**What you need to do**
The answer should consist of every record, reproduced exactly.

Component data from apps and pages
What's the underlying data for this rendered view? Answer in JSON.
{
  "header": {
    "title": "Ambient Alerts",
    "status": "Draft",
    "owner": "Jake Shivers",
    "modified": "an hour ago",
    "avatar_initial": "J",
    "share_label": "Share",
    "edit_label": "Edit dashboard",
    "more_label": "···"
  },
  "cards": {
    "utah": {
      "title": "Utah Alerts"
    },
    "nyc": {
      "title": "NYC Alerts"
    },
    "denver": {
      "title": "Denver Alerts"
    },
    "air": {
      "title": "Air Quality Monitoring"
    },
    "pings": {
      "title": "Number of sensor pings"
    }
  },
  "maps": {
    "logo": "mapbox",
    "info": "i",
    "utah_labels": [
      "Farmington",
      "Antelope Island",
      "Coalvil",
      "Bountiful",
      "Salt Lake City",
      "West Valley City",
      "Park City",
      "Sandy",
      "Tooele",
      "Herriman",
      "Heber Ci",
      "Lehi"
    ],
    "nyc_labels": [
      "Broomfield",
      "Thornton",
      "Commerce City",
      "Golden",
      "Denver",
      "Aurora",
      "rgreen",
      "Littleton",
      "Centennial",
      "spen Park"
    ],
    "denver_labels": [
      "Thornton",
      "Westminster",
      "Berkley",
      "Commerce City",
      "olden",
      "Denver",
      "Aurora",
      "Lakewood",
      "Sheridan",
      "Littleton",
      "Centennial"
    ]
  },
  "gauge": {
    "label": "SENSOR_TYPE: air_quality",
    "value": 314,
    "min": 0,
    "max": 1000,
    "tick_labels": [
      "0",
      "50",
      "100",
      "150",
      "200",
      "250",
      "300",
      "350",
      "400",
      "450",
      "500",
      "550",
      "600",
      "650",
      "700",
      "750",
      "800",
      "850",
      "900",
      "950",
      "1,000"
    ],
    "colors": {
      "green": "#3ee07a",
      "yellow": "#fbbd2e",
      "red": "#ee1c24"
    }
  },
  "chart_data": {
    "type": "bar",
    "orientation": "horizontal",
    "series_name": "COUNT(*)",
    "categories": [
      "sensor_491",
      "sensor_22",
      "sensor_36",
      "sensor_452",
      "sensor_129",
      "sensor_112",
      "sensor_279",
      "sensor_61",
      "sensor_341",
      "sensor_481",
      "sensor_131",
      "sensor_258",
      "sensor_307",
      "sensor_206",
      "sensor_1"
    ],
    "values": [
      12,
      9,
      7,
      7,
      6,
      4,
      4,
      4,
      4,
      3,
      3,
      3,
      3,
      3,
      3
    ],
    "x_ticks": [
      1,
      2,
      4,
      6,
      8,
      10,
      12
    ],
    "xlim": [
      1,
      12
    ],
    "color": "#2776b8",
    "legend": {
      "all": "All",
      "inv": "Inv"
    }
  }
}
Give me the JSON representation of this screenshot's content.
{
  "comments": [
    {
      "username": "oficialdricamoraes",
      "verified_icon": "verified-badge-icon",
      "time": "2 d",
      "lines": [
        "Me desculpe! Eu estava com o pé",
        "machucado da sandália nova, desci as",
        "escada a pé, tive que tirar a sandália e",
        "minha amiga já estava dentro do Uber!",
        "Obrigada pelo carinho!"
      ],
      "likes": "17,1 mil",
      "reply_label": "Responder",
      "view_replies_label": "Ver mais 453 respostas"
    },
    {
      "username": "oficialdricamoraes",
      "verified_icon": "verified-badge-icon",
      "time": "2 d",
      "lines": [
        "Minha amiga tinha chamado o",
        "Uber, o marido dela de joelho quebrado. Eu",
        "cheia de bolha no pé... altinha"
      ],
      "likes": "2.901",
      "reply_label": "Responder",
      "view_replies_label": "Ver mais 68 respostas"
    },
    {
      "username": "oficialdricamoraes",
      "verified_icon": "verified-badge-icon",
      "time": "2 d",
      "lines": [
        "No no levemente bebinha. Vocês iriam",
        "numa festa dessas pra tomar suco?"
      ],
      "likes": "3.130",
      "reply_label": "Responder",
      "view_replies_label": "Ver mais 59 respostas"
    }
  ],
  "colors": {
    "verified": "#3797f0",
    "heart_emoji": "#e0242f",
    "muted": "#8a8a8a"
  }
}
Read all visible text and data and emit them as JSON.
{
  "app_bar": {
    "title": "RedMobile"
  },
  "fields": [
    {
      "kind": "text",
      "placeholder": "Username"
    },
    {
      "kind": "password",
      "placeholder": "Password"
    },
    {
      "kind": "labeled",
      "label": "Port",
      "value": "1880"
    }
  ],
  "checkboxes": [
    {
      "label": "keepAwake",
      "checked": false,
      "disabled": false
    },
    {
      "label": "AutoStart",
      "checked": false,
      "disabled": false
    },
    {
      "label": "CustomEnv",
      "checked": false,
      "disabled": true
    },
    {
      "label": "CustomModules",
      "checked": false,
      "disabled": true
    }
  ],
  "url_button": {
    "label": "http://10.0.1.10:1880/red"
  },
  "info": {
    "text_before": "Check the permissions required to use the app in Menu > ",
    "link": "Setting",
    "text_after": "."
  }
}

**Exercise output**
What's the underlying data for this rendered view? Answer in JSON.
{
  "header": {
    "title": "Ambient Alerts",
    "status": "Draft",
    "owner": "Jake Shivers",
    "modified": "an hour ago",
    "avatar_initial": "J",
    "share_label": "Share",
    "edit_label": "Edit dashboard",
    "more_label": "···"
  },
  "cards": {
    "utah": {
      "title": "Utah Alerts"
    },
    "nyc": {
      "title": "NYC Alerts"
    },
    "denver": {
      "title": "Denver Alerts"
    },
    "air": {
      "title": "Air Quality Monitoring"
    },
    "pings": {
      "title": "Number of sensor pings"
    }
  },
  "maps": {
    "logo": "mapbox",
    "info": "i",
    "utah_labels": [
      "Farmington",
      "Antelope Island",
      "Coalvil",
      "Bountiful",
      "Salt Lake City",
      "West Valley City",
      "Park City",
      "Sandy",
      "Tooele",
      "Herriman",
      "Heber Ci",
      "Lehi"
    ],
    "nyc_labels": [
      "Broomfield",
      "Thornton",
      "Commerce City",
      "Golden",
      "Denver",
      "Aurora",
      "rgreen",
      "Littleton",
      "Centennial",
      "spen Park"
    ],
    "denver_labels": [
      "Thornton",
      "Westminster",
      "Berkley",
      "Commerce City",
      "olden",
      "Denver",
      "Aurora",
      "Lakewood",
      "Sheridan",
      "Littleton",
      "Centennial"
    ]
  },
  "gauge": {
    "label": "SENSOR_TYPE: air_quality",
    "value": 314,
    "min": 0,
    "max": 1000,
    "tick_labels": [
      "0",
      "50",
      "100",
      "150",
      "200",
      "250",
      "300",
      "350",
      "400",
      "450",
      "500",
      "550",
      "600",
      "650",
      "700",
      "750",
      "800",
      "850",
      "900",
      "950",
      "1,000"
    ],
    "colors": {
      "green": "#3ee07a",
      "yellow": "#fbbd2e",
      "red": "#ee1c24"
    }
  },
  "chart_data": {
    "type": "bar",
    "orientation": "horizontal",
    "series_name": "COUNT(*)",
    "categories": [
      "sensor_491",
      "sensor_22",
      "sensor_36",
      "sensor_452",
      "sensor_129",
      "sensor_112",
      "sensor_279",
      "sensor_61",
      "sensor_341",
      "sensor_481",
      "sensor_131",
      "sensor_258",
      "sensor_307",
      "sensor_206",
      "sensor_1"
    ],
    "values": [
      12,
      9,
      7,
      7,
      6,
      4,
      4,
      4,
      4,
      3,
      3,
      3,
      3,
      3,
      3
    ],
    "x_ticks": [
      1,
      2,
      4,
      6,
      8,
      10,
      12
    ],
    "xlim": [
      1,
      12
    ],
    "color": "#2776b8",
    "legend": {
      "all": "All",
      "inv": "Inv"
    }
  }
}
Give me the JSON representation of this screenshot's content.
{
  "comments": [
    {
      "username": "oficialdricamoraes",
      "verified_icon": "verified-badge-icon",
      "time": "2 d",
      "lines": [
        "Me desculpe! Eu estava com o pé",
        "machucado da sandália nova, desci as",
        "escada a pé, tive que tirar a sandália e",
        "minha amiga já estava dentro do Uber!",
        "Obrigada pelo carinho!"
      ],
      "likes": "17,1 mil",
      "reply_label": "Responder",
      "view_replies_label": "Ver mais 453 respostas"
    },
    {
      "username": "oficialdricamoraes",
      "verified_icon": "verified-badge-icon",
      "time": "2 d",
      "lines": [
        "Minha amiga tinha chamado o",
        "Uber, o marido dela de joelho quebrado. Eu",
        "cheia de bolha no pé... altinha"
      ],
      "likes": "2.901",
      "reply_label": "Responder",
      "view_replies_label": "Ver mais 68 respostas"
    },
    {
      "username": "oficialdricamoraes",
      "verified_icon": "verified-badge-icon",
      "time": "2 d",
      "lines": [
        "No no levemente bebinha. Vocês iriam",
        "numa festa dessas pra tomar suco?"
      ],
      "likes": "3.130",
      "reply_label": "Responder",
      "view_replies_label": "Ver mais 59 respostas"
    }
  ],
  "colors": {
    "verified": "#3797f0",
    "heart_emoji": "#e0242f",
    "muted": "#8a8a8a"
  }
}
Read all visible text and data and emit them as JSON.
{
  "app_bar": {
    "title": "RedMobile"
  },
  "fields": [
    {
      "kind": "text",
      "placeholder": "Username"
    },
    {
      "kind": "password",
      "placeholder": "Password"
    },
    {
      "kind": "labeled",
      "label": "Port",
      "value": "1880"
    }
  ],
  "checkboxes": [
    {
      "label": "keepAwake",
      "checked": false,
      "disabled": false
    },
    {
      "label": "AutoStart",
      "checked": false,
      "disabled": false
    },
    {
      "label": "CustomEnv",
      "checked": false,
      "disabled": true
    },
    {
      "label": "CustomModules",
      "checked": false,
      "disabled": true
    }
  ],
  "url_button": {
    "label": "http://10.0.1.10:1880/red"
  },
  "info": {
    "text_before": "Check the permissions required to use the app in Menu > ",
    "link": "Setting",
    "text_after": "."
  }
}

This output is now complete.